The 14th Factory's ultimate success or failure is yet to be determined, of course, but the pure fact that it exists only sharpens the point knifing through the other examples: The evidence suggests that audiences have not, in fact, "cooled on grand artistic ambitions." In fact, I would argue that Ross has read the culture exactly backwards.
At the very least, his conclusions in "The Shadow" skate over an important distinction between mass audiences and niche audiences. It may be true that, much of the time, the former just wants to be entertained, and so they'll generally opt for content with only minor ambitions and soft demands. (My hunch is that this thinking helps power the general 21st-century preference for TV series over movies, for instance.)
But the evidence suggests that the latter group––the smaller but more passionate minority––now wants the polar opposite. They crave the ambitious and epic, if not always the challenging and innovative. They lust for art that transcends expected standards and becomes an EXPERIENCE (or at least tries to).
This possibility is especially crucial to contemporary art, which is by its nature a niche medium rather than a mass medium (as I've written before). The people actually buying artwork, and even simply paying to see it, still only make up a small, dedicated subset of the general population. And yet at the same time, the Koons retrospective illustrates that that niche may be larger than ever before––and still growing.

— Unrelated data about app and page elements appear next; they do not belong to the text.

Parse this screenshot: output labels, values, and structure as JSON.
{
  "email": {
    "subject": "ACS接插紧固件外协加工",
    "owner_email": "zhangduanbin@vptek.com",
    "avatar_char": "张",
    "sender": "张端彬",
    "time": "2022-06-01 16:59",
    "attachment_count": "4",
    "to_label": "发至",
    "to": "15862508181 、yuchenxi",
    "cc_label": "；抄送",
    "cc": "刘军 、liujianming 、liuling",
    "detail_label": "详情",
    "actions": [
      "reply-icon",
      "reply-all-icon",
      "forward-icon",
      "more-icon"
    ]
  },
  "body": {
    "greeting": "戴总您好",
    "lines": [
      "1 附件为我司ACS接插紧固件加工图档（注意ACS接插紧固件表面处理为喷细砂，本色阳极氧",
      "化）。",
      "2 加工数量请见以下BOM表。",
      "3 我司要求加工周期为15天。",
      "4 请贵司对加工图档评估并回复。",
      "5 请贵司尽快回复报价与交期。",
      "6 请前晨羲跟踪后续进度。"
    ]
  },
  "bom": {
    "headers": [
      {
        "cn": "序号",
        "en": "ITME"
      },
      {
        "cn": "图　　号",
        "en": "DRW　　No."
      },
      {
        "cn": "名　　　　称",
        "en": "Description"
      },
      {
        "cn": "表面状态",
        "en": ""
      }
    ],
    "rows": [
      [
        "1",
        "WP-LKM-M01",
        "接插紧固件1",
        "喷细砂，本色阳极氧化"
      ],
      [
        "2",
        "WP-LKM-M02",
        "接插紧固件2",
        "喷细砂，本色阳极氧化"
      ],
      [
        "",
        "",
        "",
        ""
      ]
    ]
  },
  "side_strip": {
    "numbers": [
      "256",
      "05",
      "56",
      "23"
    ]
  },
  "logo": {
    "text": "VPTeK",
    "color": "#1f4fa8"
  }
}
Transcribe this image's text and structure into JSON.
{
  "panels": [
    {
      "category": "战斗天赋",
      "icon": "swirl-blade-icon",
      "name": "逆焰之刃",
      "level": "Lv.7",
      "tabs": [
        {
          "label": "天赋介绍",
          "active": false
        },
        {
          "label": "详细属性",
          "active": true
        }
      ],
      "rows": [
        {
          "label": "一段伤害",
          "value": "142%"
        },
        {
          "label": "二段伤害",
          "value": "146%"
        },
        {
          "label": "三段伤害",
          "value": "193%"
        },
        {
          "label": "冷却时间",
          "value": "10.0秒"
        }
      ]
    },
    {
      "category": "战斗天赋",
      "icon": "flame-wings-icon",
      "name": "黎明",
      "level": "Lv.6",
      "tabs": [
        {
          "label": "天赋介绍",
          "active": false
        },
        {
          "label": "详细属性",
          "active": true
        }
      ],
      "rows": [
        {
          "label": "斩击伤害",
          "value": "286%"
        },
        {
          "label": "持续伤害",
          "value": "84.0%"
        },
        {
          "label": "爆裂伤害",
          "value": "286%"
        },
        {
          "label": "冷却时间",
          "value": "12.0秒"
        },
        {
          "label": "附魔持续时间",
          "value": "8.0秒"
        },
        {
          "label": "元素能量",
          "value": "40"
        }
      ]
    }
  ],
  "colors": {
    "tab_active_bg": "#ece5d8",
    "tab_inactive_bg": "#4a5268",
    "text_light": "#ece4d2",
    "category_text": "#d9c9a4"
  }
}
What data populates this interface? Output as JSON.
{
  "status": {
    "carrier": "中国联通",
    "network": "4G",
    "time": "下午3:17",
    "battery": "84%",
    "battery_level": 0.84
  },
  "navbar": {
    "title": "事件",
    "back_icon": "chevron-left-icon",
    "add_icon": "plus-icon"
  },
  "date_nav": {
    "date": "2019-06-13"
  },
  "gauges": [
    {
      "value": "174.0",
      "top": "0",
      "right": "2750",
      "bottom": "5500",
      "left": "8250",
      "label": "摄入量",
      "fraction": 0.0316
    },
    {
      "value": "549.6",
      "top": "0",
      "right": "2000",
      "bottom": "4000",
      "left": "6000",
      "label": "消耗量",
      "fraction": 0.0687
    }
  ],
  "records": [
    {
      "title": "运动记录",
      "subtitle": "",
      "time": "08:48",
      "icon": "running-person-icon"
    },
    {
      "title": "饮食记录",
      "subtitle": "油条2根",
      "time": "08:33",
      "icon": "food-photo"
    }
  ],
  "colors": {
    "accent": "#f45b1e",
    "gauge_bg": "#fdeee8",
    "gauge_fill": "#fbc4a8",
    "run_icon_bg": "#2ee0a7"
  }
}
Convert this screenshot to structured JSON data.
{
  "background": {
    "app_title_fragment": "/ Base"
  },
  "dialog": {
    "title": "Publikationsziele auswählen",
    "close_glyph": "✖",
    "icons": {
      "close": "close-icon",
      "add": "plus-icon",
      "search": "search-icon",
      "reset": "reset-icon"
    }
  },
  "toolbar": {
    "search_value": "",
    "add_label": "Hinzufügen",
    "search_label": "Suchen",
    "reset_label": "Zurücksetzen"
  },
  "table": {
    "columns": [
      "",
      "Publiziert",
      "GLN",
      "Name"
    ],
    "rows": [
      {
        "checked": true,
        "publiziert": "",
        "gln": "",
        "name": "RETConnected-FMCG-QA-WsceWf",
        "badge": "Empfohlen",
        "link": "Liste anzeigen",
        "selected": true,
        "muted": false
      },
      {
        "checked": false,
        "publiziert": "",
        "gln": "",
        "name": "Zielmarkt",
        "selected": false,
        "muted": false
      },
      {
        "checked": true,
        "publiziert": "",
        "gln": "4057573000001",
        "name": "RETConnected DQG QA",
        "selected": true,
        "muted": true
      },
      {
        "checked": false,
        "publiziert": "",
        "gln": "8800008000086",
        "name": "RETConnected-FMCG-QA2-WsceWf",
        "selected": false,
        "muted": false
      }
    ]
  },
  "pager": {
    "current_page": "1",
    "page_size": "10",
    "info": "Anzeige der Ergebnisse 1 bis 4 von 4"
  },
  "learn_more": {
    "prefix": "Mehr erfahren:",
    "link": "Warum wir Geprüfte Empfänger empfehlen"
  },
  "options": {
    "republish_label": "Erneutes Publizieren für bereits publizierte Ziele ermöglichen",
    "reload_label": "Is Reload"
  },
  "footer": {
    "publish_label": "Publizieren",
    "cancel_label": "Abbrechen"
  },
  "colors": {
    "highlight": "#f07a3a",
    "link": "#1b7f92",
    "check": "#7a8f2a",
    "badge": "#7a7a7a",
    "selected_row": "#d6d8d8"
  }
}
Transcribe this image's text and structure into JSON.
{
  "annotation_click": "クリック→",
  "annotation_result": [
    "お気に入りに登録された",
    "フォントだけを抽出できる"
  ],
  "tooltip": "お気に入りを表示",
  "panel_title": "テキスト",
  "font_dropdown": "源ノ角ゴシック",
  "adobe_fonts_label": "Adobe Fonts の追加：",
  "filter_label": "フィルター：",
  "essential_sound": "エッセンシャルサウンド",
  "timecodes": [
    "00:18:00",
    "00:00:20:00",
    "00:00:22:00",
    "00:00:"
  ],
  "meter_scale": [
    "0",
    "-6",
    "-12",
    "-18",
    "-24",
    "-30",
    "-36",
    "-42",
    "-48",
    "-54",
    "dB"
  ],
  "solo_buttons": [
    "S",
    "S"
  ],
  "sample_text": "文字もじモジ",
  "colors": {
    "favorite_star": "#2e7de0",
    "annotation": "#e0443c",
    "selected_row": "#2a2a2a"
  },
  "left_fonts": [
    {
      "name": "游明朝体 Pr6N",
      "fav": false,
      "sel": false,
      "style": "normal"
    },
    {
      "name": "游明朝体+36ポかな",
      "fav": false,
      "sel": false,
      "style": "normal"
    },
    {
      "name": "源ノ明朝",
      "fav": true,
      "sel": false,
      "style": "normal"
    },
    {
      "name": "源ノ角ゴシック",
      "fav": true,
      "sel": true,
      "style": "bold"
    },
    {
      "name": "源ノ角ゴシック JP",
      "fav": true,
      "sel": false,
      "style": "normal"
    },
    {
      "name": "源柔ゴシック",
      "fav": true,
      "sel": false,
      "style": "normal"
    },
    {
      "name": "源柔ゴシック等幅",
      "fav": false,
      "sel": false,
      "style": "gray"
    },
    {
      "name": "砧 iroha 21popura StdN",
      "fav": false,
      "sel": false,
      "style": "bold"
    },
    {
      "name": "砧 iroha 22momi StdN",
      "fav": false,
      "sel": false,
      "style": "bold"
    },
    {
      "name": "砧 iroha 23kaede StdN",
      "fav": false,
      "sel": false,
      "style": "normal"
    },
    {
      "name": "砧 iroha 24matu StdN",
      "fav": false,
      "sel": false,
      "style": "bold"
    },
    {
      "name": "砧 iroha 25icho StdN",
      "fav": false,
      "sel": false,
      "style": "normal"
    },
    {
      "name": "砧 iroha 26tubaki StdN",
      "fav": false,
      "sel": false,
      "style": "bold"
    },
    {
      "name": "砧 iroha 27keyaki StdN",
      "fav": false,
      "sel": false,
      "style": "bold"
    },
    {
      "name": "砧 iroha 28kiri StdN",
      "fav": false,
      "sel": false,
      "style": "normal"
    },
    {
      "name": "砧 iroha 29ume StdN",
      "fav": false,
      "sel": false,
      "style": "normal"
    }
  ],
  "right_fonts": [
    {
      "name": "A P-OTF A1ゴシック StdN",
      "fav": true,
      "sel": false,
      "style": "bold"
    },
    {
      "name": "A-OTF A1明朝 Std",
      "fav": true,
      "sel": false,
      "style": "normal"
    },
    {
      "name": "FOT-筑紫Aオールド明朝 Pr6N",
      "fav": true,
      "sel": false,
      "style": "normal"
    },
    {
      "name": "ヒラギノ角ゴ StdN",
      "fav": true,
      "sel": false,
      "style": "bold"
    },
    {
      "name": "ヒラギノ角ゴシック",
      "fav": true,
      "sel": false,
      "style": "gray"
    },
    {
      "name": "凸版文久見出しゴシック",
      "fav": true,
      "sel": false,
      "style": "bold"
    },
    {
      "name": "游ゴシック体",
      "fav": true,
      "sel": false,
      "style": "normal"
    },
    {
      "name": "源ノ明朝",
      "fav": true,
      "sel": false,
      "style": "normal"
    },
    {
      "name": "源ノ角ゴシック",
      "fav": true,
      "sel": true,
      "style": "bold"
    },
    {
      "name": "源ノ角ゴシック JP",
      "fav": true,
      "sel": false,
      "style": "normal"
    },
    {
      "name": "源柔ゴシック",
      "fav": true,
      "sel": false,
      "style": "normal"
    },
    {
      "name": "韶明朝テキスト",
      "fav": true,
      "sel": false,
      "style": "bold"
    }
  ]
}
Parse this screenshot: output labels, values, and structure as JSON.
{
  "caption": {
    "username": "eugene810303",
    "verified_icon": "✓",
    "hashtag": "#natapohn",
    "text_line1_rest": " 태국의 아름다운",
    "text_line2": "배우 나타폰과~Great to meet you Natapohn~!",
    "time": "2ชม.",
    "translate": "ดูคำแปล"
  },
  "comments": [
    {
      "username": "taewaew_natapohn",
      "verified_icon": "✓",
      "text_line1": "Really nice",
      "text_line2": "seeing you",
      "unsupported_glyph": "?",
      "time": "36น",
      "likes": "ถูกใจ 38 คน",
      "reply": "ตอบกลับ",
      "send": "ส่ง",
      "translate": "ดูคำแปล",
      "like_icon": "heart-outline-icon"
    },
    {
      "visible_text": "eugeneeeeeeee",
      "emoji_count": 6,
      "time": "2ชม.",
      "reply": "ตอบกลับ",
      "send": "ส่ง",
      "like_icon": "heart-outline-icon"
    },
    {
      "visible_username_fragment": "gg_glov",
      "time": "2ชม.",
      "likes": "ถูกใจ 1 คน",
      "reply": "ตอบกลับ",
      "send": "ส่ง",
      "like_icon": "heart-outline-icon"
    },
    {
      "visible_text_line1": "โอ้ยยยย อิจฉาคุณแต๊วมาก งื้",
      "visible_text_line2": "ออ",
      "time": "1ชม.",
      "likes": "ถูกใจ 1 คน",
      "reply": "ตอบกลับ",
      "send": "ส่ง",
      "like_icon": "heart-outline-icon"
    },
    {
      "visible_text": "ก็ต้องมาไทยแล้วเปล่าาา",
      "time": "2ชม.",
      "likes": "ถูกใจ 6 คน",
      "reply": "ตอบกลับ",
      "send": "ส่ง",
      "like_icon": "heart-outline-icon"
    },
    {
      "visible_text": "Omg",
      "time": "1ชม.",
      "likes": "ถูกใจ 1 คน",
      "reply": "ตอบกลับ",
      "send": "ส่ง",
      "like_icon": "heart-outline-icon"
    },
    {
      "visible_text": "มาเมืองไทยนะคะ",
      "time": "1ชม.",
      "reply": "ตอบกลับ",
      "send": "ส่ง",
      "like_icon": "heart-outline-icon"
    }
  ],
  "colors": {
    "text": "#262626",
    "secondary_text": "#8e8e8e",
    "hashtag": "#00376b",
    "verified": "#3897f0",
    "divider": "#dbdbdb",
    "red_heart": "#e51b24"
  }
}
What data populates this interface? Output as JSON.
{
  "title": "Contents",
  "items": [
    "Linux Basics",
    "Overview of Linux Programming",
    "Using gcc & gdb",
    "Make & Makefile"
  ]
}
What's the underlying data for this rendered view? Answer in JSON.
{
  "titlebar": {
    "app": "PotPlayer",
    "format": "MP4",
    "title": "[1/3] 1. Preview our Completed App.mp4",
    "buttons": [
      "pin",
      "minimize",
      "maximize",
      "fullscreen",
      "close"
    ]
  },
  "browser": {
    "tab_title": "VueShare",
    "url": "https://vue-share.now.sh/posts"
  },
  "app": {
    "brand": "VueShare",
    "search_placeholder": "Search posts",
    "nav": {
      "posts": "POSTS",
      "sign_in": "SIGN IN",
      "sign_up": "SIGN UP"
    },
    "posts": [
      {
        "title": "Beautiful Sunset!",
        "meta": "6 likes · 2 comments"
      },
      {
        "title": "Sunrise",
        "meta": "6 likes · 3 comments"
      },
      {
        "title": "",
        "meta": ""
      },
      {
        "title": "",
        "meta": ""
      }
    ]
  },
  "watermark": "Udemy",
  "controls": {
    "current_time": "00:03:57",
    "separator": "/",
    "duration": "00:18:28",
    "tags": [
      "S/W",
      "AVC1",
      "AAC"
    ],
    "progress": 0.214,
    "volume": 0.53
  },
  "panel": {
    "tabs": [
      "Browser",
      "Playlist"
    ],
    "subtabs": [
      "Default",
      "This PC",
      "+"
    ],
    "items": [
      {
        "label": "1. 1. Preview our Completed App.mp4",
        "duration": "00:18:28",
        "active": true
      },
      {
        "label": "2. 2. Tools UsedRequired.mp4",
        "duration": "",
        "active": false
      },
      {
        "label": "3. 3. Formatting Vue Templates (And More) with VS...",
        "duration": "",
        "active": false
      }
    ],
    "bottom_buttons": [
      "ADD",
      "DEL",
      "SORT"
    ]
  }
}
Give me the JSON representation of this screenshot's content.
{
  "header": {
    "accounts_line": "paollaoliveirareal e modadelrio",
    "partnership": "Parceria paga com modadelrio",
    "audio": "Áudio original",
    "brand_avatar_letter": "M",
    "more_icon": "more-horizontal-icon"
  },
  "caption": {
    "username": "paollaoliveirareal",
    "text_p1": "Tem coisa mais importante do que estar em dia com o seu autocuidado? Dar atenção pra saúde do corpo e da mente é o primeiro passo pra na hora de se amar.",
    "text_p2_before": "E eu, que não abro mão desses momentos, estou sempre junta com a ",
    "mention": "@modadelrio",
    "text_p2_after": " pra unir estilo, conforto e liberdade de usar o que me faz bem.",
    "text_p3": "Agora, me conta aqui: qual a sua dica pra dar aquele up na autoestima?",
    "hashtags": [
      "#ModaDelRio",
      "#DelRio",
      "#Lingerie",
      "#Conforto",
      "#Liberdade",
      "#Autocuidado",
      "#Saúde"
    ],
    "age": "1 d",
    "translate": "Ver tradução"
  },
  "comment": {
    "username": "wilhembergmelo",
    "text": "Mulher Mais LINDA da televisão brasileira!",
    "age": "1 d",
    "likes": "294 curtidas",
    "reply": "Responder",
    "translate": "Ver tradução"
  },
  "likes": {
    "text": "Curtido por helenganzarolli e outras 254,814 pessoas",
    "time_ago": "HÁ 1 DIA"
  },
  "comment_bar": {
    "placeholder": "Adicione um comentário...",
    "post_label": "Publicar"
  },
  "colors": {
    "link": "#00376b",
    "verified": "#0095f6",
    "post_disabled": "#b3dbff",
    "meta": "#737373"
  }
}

Artists hoping to build or sustain their careers would do well to recognize this trend, whether they're as established as Koons and Barney or as unknown as Birch and his 14th Factory collaborators. I suspect that Welles would have been pleased by their examples. Because just as in the classic radio show, when it comes to what audiences want, The Shadow still knows.